• [Activity]
Your answer should be a single number: how many lines in the data below hold the string "caption".
** Opening Material provided block **
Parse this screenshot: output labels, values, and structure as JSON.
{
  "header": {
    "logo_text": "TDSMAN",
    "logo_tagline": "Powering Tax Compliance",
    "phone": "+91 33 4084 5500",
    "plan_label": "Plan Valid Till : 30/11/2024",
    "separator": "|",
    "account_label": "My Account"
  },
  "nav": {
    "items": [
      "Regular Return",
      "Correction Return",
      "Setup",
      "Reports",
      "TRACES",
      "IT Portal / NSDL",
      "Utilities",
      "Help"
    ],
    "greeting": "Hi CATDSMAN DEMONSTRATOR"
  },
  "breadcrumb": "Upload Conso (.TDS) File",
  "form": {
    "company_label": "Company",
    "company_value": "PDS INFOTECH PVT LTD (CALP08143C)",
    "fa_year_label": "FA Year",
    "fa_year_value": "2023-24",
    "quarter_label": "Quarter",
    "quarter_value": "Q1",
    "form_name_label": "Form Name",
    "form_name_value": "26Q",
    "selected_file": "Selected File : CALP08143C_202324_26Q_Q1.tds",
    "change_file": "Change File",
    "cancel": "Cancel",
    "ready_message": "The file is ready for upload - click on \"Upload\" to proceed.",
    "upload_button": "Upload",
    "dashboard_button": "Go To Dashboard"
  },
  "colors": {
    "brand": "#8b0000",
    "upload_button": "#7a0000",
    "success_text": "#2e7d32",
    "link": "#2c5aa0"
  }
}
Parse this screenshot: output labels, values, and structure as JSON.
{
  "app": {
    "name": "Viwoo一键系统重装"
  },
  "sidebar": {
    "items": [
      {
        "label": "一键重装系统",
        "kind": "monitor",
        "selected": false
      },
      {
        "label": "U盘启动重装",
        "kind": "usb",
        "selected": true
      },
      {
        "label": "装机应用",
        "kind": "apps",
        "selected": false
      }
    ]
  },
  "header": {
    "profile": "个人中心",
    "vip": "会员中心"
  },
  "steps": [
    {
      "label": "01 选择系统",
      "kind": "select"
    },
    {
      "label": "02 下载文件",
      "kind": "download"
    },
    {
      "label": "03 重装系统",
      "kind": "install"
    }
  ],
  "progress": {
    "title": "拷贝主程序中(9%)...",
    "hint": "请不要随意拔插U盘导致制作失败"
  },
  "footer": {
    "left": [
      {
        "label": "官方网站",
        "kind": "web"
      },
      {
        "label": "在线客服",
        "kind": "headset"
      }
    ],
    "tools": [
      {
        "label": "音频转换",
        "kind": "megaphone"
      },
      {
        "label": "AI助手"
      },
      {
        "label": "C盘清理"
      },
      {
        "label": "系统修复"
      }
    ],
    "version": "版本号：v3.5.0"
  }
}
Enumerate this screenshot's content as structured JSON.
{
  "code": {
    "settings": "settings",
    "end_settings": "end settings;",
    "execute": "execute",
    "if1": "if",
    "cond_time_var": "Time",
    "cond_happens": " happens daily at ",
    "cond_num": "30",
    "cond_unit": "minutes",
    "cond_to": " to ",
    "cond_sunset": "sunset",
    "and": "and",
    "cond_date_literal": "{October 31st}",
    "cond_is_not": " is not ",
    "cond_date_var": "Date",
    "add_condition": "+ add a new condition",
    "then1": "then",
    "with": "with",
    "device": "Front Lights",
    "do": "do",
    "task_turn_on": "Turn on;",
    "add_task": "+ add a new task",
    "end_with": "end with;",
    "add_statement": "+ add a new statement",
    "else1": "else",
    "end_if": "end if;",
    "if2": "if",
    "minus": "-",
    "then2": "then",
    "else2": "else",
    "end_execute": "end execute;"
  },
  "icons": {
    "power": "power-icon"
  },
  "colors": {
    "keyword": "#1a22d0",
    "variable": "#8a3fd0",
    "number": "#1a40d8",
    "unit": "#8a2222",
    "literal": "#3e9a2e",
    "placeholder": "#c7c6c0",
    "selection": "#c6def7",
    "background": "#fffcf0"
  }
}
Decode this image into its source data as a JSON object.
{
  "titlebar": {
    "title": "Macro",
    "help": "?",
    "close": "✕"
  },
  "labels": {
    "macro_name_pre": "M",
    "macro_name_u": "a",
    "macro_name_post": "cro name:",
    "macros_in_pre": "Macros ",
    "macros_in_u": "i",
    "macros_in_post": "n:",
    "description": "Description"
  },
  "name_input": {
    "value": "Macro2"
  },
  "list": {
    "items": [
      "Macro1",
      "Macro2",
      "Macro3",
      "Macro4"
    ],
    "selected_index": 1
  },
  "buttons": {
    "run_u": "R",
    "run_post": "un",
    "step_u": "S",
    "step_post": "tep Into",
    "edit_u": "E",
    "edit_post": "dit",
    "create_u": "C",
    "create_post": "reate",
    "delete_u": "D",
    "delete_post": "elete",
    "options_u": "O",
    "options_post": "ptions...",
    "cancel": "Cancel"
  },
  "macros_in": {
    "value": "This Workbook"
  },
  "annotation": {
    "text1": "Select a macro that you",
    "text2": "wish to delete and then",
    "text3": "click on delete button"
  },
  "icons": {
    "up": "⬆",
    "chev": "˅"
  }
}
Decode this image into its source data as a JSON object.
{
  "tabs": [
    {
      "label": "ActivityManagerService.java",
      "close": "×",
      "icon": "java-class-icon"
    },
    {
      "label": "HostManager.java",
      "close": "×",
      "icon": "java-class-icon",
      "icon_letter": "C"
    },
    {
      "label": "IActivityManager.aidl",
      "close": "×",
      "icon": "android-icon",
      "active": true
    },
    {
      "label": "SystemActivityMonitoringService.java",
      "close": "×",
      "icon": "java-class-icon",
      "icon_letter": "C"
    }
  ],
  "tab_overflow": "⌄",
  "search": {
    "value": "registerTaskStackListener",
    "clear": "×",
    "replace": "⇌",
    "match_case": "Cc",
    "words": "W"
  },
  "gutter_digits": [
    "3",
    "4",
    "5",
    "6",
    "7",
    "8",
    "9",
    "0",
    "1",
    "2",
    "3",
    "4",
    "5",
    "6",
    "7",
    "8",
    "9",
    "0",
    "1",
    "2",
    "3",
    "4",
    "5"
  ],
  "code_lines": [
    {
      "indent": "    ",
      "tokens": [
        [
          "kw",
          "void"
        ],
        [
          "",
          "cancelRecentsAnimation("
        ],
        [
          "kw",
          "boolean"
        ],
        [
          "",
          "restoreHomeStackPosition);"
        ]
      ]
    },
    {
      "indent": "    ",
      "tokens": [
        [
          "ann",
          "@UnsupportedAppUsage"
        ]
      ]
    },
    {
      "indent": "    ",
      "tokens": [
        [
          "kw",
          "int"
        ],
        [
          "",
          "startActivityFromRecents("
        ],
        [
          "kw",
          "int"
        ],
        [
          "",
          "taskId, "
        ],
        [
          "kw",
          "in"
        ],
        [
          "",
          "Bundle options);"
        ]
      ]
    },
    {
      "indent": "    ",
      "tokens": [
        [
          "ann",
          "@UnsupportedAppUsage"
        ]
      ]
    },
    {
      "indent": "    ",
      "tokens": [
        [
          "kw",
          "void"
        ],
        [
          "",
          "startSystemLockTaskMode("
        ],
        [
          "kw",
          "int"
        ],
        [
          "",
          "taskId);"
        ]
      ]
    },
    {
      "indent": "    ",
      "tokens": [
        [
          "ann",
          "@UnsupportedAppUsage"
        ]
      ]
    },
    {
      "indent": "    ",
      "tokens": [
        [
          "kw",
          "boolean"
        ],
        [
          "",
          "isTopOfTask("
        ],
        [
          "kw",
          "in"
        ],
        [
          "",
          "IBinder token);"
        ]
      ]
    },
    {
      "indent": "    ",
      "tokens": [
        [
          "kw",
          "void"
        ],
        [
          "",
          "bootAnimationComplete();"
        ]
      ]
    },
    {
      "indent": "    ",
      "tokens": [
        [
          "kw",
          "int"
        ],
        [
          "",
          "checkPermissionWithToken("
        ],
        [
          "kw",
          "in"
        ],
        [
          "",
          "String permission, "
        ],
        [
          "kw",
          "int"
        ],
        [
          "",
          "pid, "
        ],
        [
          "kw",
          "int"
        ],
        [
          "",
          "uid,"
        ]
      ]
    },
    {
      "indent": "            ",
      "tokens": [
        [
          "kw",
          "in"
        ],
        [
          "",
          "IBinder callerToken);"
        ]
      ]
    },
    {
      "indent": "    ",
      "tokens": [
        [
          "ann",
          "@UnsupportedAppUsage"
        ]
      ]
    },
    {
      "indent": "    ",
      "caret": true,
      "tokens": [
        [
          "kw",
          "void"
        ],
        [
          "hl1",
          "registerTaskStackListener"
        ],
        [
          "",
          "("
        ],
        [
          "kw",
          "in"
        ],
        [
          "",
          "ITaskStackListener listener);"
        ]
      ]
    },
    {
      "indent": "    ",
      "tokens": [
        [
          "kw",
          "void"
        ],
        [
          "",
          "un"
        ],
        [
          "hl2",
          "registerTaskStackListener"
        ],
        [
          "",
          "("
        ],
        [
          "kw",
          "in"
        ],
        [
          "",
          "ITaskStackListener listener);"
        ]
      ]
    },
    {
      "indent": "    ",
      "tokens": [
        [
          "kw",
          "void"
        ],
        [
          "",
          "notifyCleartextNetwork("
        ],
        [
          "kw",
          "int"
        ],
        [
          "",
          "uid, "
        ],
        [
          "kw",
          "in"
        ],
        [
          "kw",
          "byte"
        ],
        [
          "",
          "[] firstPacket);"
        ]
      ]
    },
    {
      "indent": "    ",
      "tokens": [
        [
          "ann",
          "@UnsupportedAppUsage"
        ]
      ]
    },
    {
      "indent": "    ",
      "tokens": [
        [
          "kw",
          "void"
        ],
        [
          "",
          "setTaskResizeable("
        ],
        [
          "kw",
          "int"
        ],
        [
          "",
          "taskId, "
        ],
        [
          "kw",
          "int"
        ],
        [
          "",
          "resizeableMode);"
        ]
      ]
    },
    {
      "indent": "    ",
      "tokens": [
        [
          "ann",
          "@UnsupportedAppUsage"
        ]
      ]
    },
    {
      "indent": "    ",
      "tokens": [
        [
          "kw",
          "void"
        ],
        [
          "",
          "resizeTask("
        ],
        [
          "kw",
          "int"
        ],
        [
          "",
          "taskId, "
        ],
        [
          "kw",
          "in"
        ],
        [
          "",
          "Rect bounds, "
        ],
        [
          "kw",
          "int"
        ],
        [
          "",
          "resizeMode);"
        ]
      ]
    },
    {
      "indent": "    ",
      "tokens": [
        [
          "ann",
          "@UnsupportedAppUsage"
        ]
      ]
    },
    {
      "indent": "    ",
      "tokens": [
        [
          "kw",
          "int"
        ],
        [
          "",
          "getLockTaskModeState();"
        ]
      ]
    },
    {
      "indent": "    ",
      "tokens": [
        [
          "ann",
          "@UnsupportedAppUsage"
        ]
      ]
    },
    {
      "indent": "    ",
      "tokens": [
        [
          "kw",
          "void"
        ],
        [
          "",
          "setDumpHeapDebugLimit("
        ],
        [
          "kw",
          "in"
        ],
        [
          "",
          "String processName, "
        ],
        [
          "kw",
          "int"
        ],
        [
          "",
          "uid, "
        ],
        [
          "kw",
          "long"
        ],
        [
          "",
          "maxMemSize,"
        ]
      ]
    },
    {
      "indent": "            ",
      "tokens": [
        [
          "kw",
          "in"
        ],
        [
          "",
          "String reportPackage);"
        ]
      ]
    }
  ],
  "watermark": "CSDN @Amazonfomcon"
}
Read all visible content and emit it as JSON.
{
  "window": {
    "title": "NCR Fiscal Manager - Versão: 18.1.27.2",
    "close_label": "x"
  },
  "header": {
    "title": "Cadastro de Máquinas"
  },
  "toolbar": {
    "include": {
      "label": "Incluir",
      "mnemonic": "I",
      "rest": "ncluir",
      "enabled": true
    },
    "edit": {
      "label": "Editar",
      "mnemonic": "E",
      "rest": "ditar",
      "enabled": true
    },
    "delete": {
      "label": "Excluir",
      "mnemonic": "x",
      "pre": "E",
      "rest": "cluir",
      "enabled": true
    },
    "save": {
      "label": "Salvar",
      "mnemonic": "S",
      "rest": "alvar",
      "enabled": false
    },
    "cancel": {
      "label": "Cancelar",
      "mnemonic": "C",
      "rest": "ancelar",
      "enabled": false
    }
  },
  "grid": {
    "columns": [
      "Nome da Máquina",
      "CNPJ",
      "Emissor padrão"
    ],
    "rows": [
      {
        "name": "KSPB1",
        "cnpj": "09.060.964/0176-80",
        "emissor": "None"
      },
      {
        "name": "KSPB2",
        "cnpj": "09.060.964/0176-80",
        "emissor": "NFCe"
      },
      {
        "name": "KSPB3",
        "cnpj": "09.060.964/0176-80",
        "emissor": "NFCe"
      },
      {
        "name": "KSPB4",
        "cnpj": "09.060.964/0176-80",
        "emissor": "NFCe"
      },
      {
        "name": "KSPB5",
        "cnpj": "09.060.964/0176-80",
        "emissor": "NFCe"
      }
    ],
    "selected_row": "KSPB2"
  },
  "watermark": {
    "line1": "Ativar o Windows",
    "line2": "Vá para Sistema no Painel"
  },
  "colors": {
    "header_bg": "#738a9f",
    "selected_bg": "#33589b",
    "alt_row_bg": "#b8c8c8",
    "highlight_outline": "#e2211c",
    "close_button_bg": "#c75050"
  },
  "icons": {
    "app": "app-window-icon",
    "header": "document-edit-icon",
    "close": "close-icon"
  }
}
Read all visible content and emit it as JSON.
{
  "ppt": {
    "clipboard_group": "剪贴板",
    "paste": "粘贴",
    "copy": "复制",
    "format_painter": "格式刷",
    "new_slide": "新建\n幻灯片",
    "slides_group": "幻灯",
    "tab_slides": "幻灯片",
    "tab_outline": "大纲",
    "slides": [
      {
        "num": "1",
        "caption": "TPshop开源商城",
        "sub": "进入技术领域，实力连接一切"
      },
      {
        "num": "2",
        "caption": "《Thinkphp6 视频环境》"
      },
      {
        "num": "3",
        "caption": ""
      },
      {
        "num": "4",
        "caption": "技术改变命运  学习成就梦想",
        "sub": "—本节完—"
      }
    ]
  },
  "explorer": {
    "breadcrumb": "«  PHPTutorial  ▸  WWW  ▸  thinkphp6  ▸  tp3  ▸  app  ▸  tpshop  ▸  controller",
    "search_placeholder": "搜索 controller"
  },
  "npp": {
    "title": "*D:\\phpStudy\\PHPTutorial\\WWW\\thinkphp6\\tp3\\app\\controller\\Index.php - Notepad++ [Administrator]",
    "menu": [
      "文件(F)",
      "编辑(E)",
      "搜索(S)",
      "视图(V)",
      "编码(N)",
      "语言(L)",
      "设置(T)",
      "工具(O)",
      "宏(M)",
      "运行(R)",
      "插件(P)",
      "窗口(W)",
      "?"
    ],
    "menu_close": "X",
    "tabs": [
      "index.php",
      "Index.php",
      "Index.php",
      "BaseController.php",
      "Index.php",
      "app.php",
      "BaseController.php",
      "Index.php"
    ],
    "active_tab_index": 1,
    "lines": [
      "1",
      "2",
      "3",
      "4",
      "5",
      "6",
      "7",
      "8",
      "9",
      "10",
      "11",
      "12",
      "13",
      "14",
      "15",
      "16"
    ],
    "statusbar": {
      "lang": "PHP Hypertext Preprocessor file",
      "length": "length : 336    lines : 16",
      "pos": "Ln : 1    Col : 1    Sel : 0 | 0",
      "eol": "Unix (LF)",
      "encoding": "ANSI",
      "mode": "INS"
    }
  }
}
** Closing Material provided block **
• [Exercise result]
4